**Work task**
Return each entry word for word and skip its pictures.

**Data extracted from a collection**
- - - - -
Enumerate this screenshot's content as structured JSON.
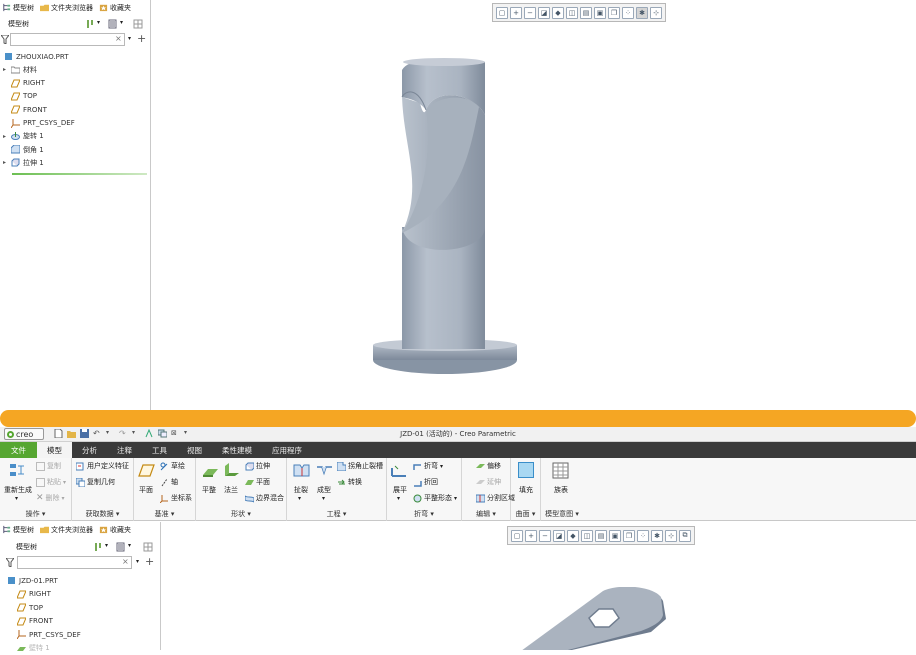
{
  "top_window": {
    "tabs": [
      {
        "label": "模型树"
      },
      {
        "label": "文件夹浏览器"
      },
      {
        "label": "收藏夹"
      }
    ],
    "tree_title": "模型树",
    "search_placeholder": "",
    "search_clear": "×",
    "tree": [
      {
        "label": "ZHOUXIAO.PRT",
        "expander": "",
        "icon": "part-icon"
      },
      {
        "label": "材料",
        "expander": "▸",
        "icon": "material-folder-icon"
      },
      {
        "label": "RIGHT",
        "expander": "",
        "icon": "datum-plane-icon"
      },
      {
        "label": "TOP",
        "expander": "",
        "icon": "datum-plane-icon"
      },
      {
        "label": "FRONT",
        "expander": "",
        "icon": "datum-plane-icon"
      },
      {
        "label": "PRT_CSYS_DEF",
        "expander": "",
        "icon": "csys-icon"
      },
      {
        "label": "旋转 1",
        "expander": "▸",
        "icon": "revolve-icon"
      },
      {
        "label": "倒角 1",
        "expander": "",
        "icon": "chamfer-icon"
      },
      {
        "label": "拉伸 1",
        "expander": "▸",
        "icon": "extrude-icon"
      }
    ]
  },
  "bottom_window": {
    "app_logo": "creo",
    "window_title": "JZD-01 (活动的) - Creo Parametric",
    "menus": [
      {
        "label": "文件",
        "type": "file"
      },
      {
        "label": "模型",
        "type": "active"
      },
      {
        "label": "分析",
        "type": ""
      },
      {
        "label": "注释",
        "type": ""
      },
      {
        "label": "工具",
        "type": ""
      },
      {
        "label": "视图",
        "type": ""
      },
      {
        "label": "柔性建模",
        "type": ""
      },
      {
        "label": "应用程序",
        "type": ""
      }
    ],
    "ribbon": {
      "operations": {
        "label": "操作",
        "regenerate": "重新生成",
        "copy": "复制",
        "paste": "粘贴",
        "delete": "删除"
      },
      "get_data": {
        "label": "获取数据",
        "udf": "用户定义特征",
        "copy_geom": "复制几何"
      },
      "datum": {
        "label": "基准",
        "plane": "平面",
        "sketch": "草绘",
        "axis": "轴",
        "csys": "坐标系"
      },
      "shapes": {
        "label": "形状",
        "flat": "平整",
        "flange": "法兰",
        "extrude": "拉伸",
        "plane": "平面",
        "boundary_blend": "边界混合"
      },
      "engineering": {
        "label": "工程",
        "tear": "扯裂",
        "form": "成型",
        "corner_relief": "拐角止裂槽",
        "convert": "转换"
      },
      "bends": {
        "label": "折弯",
        "unbend": "展平",
        "bend": "折弯",
        "bend_back": "折回",
        "flat_state": "平整形态"
      },
      "editing": {
        "label": "编辑",
        "offset": "偏移",
        "extend": "延伸",
        "split_area": "分割区域"
      },
      "surfaces": {
        "label": "曲面",
        "fill": "填充"
      },
      "model_intent": {
        "label": "模型意图",
        "table": "族表"
      }
    },
    "tabs": [
      {
        "label": "模型树"
      },
      {
        "label": "文件夹浏览器"
      },
      {
        "label": "收藏夹"
      }
    ],
    "tree_title": "模型树",
    "search_clear": "×",
    "tree": [
      {
        "label": "JZD-01.PRT",
        "icon": "part-icon"
      },
      {
        "label": "RIGHT",
        "icon": "datum-plane-icon"
      },
      {
        "label": "TOP",
        "icon": "datum-plane-icon"
      },
      {
        "label": "FRONT",
        "icon": "datum-plane-icon"
      },
      {
        "label": "PRT_CSYS_DEF",
        "icon": "csys-icon"
      },
      {
        "label": "壁特 1",
        "icon": "wall-icon"
      }
    ]
  },
  "colors": {
    "accent_orange": "#f5a623",
    "file_menu_green": "#56a631",
    "menubar_dark": "#3a3a3a",
    "model_gray": "#9aa6b4"
  }
}
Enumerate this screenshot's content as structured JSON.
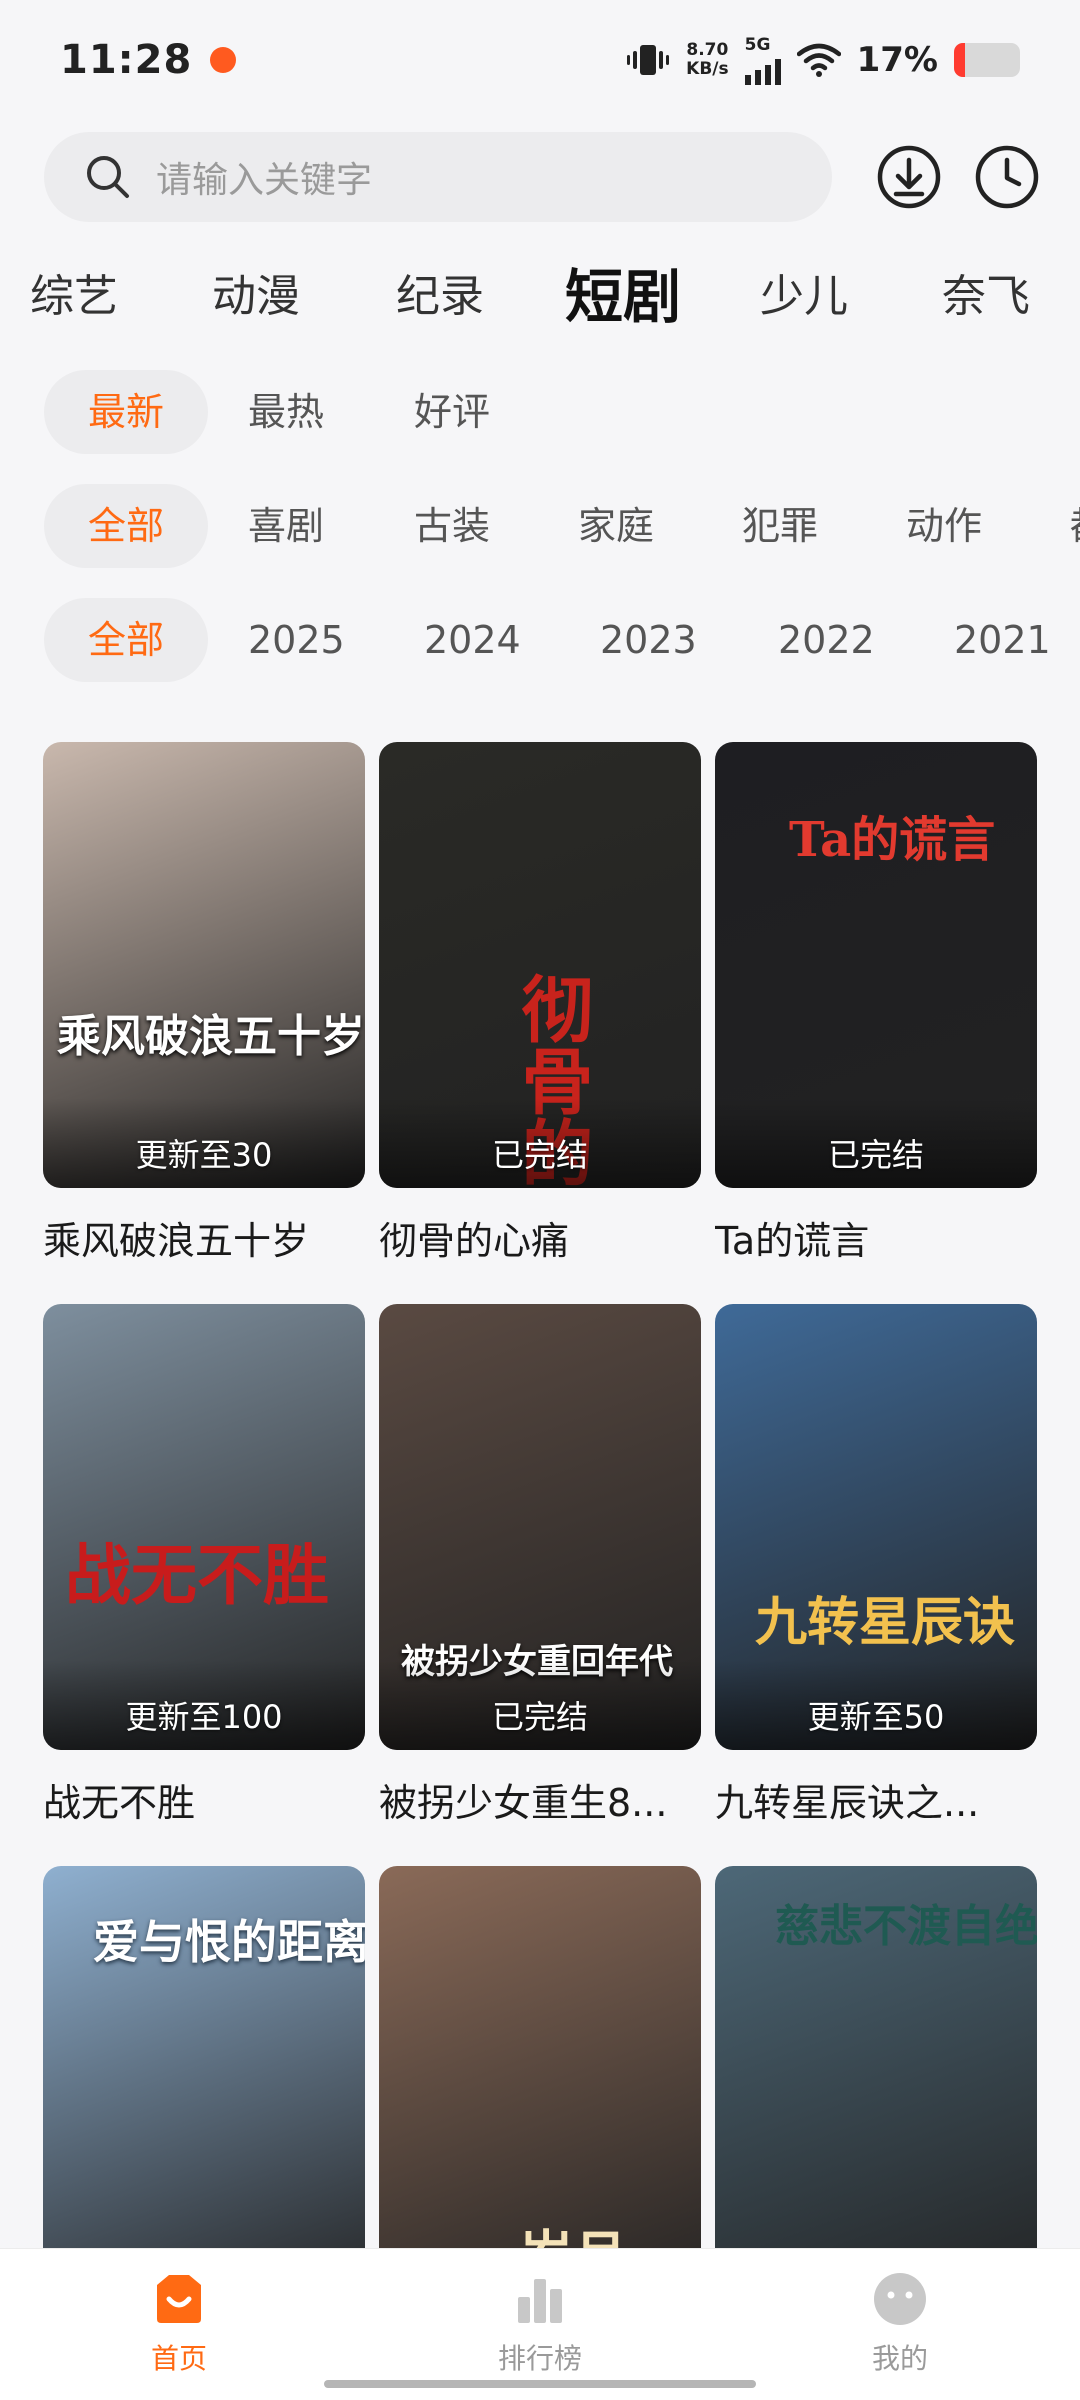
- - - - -
**Exercise response**
Enumerate this screenshot's content as structured JSON.
{
  "top_window": {
    "tabs": [
      {
        "label": "模型树"
      },
      {
        "label": "文件夹浏览器"
      },
      {
        "label": "收藏夹"
      }
    ],
    "tree_title": "模型树",
    "search_placeholder": "",
    "search_clear": "×",
    "tree": [
      {
        "label": "ZHOUXIAO.PRT",
        "expander": "",
        "icon": "part-icon"
      },
      {
        "label": "材料",
        "expander": "▸",
        "icon": "material-folder-icon"
      },
      {
        "label": "RIGHT",
        "expander": "",
        "icon": "datum-plane-icon"
      },
      {
        "label": "TOP",
        "expander": "",
        "icon": "datum-plane-icon"
      },
      {
        "label": "FRONT",
        "expander": "",
        "icon": "datum-plane-icon"
      },
      {
        "label": "PRT_CSYS_DEF",
        "expander": "",
        "icon": "csys-icon"
      },
      {
        "label": "旋转 1",
        "expander": "▸",
        "icon": "revolve-icon"
      },
      {
        "label": "倒角 1",
        "expander": "",
        "icon": "chamfer-icon"
      },
      {
        "label": "拉伸 1",
        "expander": "▸",
        "icon": "extrude-icon"
      }
    ]
  },
  "bottom_window": {
    "app_logo": "creo",
    "window_title": "JZD-01 (活动的) - Creo Parametric",
    "menus": [
      {
        "label": "文件",
        "type": "file"
      },
      {
        "label": "模型",
        "type": "active"
      },
      {
        "label": "分析",
        "type": ""
      },
      {
        "label": "注释",
        "type": ""
      },
      {
        "label": "工具",
        "type": ""
      },
      {
        "label": "视图",
        "type": ""
      },
      {
        "label": "柔性建模",
        "type": ""
      },
      {
        "label": "应用程序",
        "type": ""
      }
    ],
    "ribbon": {
      "operations": {
        "label": "操作",
        "regenerate": "重新生成",
        "copy": "复制",
        "paste": "粘贴",
        "delete": "删除"
      },
      "get_data": {
        "label": "获取数据",
        "udf": "用户定义特征",
        "copy_geom": "复制几何"
      },
      "datum": {
        "label": "基准",
        "plane": "平面",
        "sketch": "草绘",
        "axis": "轴",
        "csys": "坐标系"
      },
      "shapes": {
        "label": "形状",
        "flat": "平整",
        "flange": "法兰",
        "extrude": "拉伸",
        "plane": "平面",
        "boundary_blend": "边界混合"
      },
      "engineering": {
        "label": "工程",
        "tear": "扯裂",
        "form": "成型",
        "corner_relief": "拐角止裂槽",
        "convert": "转换"
      },
      "bends": {
        "label": "折弯",
        "unbend": "展平",
        "bend": "折弯",
        "bend_back": "折回",
        "flat_state": "平整形态"
      },
      "editing": {
        "label": "编辑",
        "offset": "偏移",
        "extend": "延伸",
        "split_area": "分割区域"
      },
      "surfaces": {
        "label": "曲面",
        "fill": "填充"
      },
      "model_intent": {
        "label": "模型意图",
        "table": "族表"
      }
    },
    "tabs": [
      {
        "label": "模型树"
      },
      {
        "label": "文件夹浏览器"
      },
      {
        "label": "收藏夹"
      }
    ],
    "tree_title": "模型树",
    "search_clear": "×",
    "tree": [
      {
        "label": "JZD-01.PRT",
        "icon": "part-icon"
      },
      {
        "label": "RIGHT",
        "icon": "datum-plane-icon"
      },
      {
        "label": "TOP",
        "icon": "datum-plane-icon"
      },
      {
        "label": "FRONT",
        "icon": "datum-plane-icon"
      },
      {
        "label": "PRT_CSYS_DEF",
        "icon": "csys-icon"
      },
      {
        "label": "壁特 1",
        "icon": "wall-icon"
      }
    ]
  },
  "colors": {
    "accent_orange": "#f5a623",
    "file_menu_green": "#56a631",
    "menubar_dark": "#3a3a3a",
    "model_gray": "#9aa6b4"
  }
}
Enumerate this screenshot's content as structured JSON.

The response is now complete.